::: Given entries
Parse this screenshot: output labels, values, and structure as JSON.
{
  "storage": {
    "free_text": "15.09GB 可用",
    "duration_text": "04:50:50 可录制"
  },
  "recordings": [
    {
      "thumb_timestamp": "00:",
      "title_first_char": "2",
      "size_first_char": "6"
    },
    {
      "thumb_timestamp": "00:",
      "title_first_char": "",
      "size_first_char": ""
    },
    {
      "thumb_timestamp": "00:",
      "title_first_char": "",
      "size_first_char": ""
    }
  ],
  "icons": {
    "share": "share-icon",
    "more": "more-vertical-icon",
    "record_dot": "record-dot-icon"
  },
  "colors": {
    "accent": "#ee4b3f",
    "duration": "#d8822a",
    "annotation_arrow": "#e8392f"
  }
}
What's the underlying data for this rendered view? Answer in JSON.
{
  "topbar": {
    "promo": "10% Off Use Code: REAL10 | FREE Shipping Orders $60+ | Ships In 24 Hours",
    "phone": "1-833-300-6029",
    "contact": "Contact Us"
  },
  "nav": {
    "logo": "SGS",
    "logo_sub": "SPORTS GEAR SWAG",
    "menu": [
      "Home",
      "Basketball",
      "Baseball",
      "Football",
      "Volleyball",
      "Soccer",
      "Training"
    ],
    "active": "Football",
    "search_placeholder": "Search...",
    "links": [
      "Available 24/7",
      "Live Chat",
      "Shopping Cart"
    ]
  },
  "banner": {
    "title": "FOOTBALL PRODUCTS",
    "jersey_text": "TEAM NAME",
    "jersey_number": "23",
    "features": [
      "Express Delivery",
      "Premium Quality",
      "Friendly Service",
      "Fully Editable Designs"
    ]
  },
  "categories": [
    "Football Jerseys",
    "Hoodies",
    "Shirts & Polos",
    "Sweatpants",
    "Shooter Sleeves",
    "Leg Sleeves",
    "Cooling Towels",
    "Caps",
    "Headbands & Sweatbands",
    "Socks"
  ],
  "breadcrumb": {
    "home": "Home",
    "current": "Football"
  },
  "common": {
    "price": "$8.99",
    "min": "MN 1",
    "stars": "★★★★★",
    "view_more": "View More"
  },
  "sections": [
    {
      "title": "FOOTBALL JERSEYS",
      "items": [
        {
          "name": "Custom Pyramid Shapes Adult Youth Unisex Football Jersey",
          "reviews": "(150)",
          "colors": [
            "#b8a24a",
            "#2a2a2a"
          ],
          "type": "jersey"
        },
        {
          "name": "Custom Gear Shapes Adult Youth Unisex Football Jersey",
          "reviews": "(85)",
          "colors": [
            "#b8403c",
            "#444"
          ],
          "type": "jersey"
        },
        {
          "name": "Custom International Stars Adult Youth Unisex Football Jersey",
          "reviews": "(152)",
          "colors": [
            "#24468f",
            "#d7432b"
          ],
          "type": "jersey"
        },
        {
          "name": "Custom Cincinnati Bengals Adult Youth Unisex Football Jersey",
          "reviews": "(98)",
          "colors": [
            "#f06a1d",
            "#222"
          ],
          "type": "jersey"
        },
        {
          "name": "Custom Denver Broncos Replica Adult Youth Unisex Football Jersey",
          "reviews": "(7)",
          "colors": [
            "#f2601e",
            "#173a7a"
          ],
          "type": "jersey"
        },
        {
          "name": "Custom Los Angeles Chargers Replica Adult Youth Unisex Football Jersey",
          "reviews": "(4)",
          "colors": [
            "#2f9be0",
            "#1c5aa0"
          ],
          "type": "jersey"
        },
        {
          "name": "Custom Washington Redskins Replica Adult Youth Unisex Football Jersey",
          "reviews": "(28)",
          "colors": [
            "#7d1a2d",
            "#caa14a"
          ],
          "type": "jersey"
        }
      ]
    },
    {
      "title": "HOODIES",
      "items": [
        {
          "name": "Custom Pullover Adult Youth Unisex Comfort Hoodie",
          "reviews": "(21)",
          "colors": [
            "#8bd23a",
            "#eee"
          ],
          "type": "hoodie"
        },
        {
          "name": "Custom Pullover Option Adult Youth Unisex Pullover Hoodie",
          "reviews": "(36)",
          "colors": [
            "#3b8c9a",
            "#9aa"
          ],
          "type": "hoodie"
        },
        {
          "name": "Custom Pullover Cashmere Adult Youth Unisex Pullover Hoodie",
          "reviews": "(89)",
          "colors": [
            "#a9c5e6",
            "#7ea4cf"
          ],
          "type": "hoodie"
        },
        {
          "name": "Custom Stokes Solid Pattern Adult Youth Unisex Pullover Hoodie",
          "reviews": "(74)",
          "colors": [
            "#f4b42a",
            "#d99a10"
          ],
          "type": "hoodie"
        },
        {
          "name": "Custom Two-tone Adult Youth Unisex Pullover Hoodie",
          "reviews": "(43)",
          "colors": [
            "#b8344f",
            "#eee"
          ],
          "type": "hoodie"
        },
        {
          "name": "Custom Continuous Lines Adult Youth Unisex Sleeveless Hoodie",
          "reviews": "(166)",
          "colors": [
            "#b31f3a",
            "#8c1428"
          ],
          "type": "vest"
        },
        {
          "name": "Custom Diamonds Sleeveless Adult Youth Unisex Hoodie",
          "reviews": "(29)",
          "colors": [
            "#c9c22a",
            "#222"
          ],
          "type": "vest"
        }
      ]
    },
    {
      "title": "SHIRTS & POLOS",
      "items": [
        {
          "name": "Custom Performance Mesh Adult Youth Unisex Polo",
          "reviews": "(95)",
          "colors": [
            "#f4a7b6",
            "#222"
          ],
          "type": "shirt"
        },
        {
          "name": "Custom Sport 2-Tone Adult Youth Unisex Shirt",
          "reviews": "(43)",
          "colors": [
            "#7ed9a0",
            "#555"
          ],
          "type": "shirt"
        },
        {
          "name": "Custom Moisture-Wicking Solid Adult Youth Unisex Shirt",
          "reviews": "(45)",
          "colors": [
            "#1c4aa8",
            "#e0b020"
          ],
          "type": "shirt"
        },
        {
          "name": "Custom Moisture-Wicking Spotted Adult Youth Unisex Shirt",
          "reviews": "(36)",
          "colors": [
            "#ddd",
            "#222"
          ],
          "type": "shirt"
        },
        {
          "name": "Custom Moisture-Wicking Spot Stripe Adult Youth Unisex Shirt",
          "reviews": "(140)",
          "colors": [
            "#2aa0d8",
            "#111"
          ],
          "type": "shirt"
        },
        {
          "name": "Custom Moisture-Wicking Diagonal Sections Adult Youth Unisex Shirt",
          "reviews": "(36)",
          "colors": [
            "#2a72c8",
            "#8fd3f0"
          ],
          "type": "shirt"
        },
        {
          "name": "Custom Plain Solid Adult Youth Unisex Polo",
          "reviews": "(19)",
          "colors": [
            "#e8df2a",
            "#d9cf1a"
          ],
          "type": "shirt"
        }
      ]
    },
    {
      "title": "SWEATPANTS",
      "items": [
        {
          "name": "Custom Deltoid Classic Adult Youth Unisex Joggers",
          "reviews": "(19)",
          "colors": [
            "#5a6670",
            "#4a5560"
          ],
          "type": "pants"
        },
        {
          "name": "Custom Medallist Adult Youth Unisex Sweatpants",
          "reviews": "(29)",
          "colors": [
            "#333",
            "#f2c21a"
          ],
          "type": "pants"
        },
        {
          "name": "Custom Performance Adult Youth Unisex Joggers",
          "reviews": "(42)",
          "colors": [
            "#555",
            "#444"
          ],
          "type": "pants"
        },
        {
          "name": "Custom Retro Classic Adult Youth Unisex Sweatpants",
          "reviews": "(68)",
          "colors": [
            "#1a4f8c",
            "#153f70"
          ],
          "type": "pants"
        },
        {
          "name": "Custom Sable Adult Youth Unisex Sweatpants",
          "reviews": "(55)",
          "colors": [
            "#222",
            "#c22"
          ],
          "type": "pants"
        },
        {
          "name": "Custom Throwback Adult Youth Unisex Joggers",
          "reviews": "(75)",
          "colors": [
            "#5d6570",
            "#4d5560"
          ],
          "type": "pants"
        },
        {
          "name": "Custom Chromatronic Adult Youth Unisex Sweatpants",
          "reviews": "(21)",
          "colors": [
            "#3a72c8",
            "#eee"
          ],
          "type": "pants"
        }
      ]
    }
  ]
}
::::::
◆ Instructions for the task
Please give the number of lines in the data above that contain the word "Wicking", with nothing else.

◆ Solution for this exercise
4